polarized party system; Taiwan is such a case. Taiwan politics has experienced

two party alternations in the past 12 years, and each time its policy toward cross-

Strait relations changed sharply. When the Democratic Progressive Party (DPP)

was in power from 2000 to 2008, the Chen Shui-bian administration took a con-

frontational policy toward Beijing. When the Nationalist Party (KMT) returned to

power in 2008, the Ma Ying-jeou administration reversed the DPP policy and

pursued a more reconciliatory approach toward mainland China. In the last four

years, the two sides of the Taiwan Strait have engaged in substantive dialogues to

improve relations. From May 2008 to March 2012 the Association for Relations

across the Taiwan Strait (ARATS) and Straits Exchange Foundation (SEF ), repre-

senting Beijing and Taipei respectively, have signed 16 agreements on tourism,

public health, food safety, and financial cooperation. Among them a landmark

agreement on economic cooperation, the Economic Cooperation Framework

Agreement (ECFA), was signed in June 2010. The ECFA not only helps to further

liberalize trade and investment across the Strait, but also creates a new spin-off

mechanism – the Cross-Strait Economic Cooperation Committee (CECC), which

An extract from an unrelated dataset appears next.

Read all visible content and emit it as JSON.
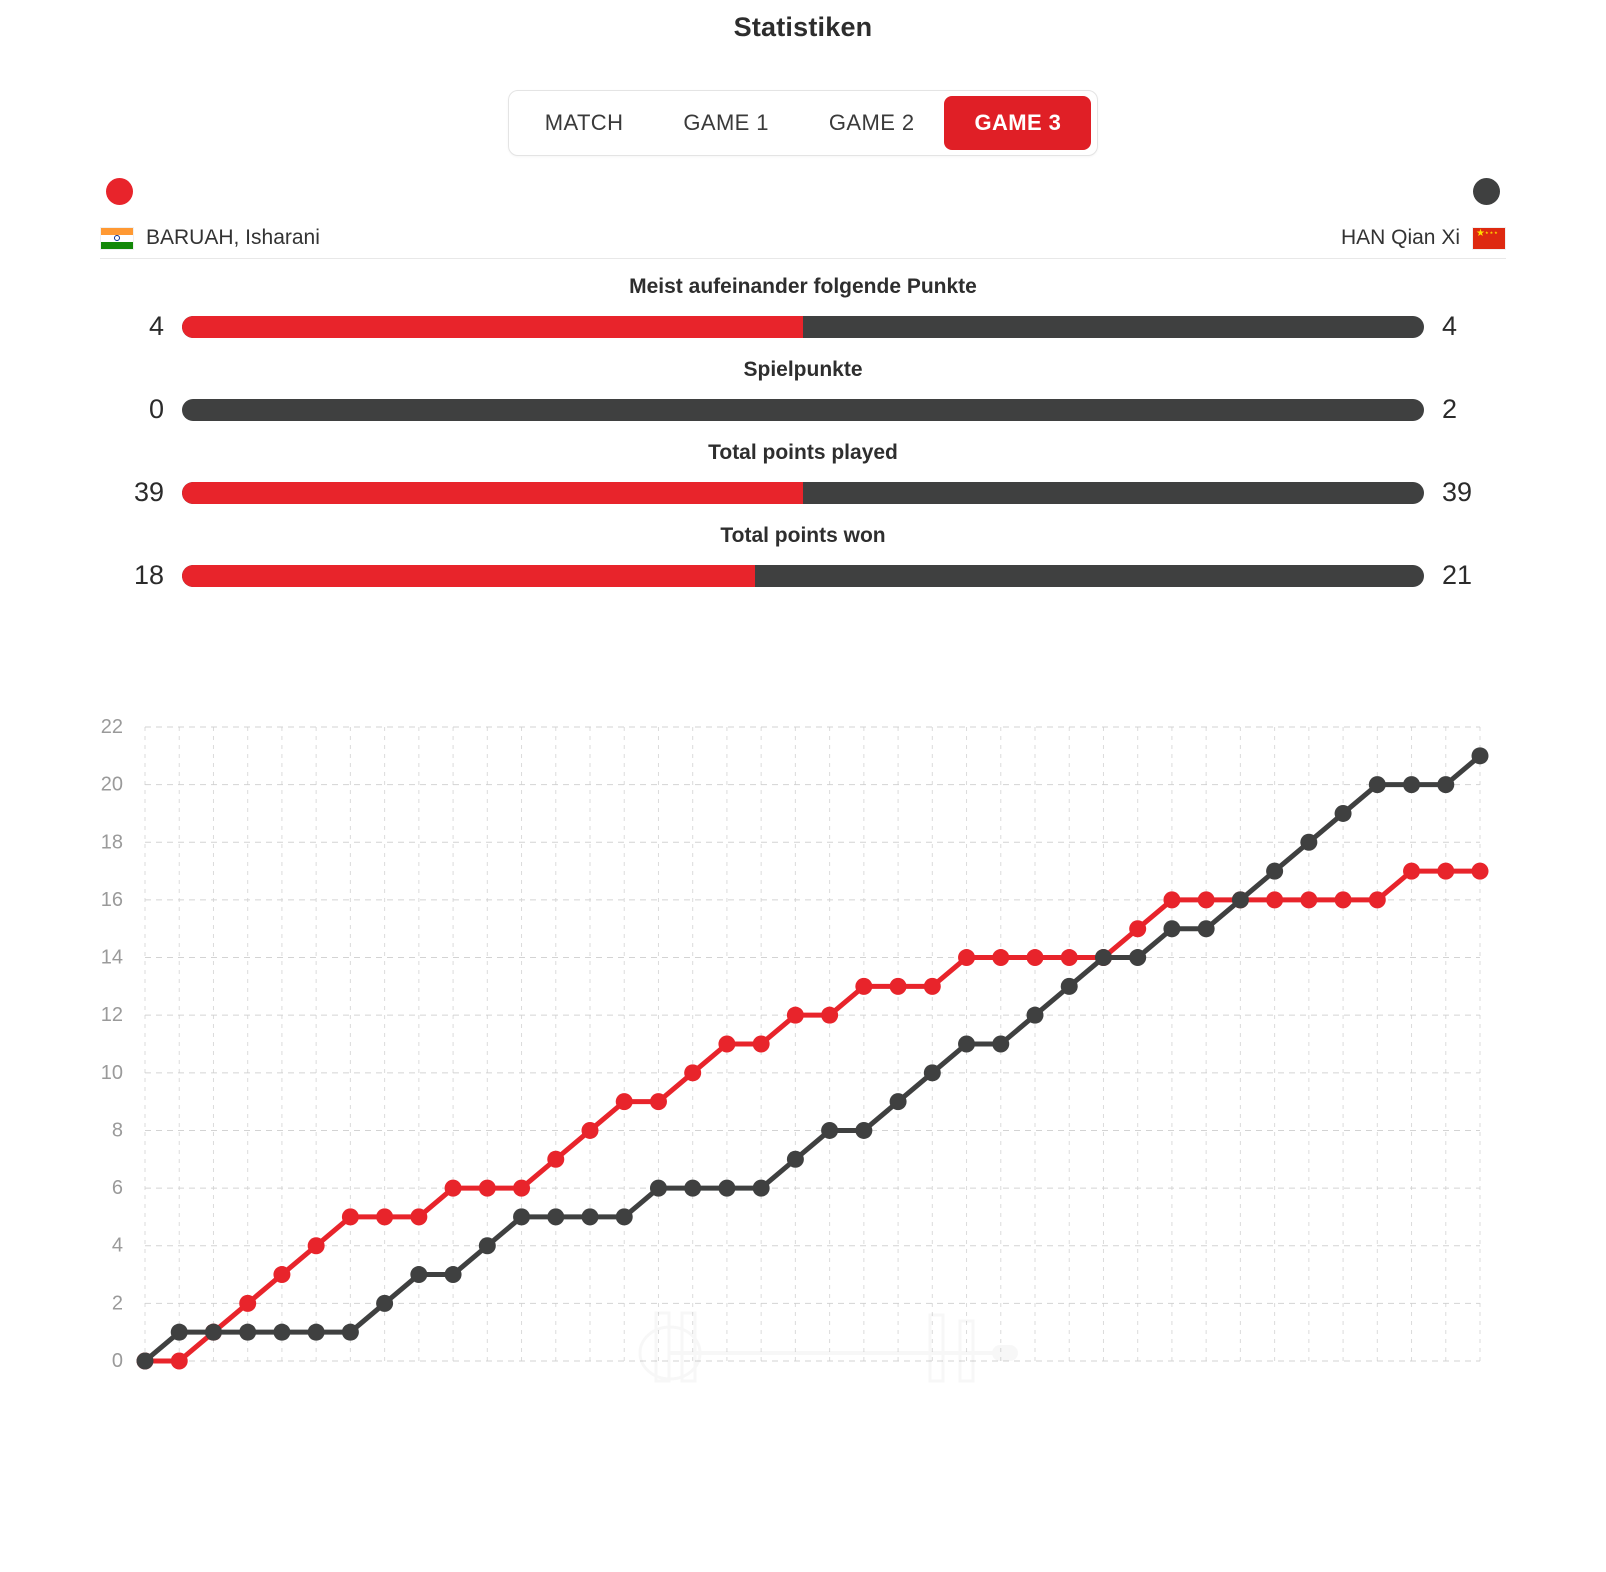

brings in government officials from the both sides in direct negotiations.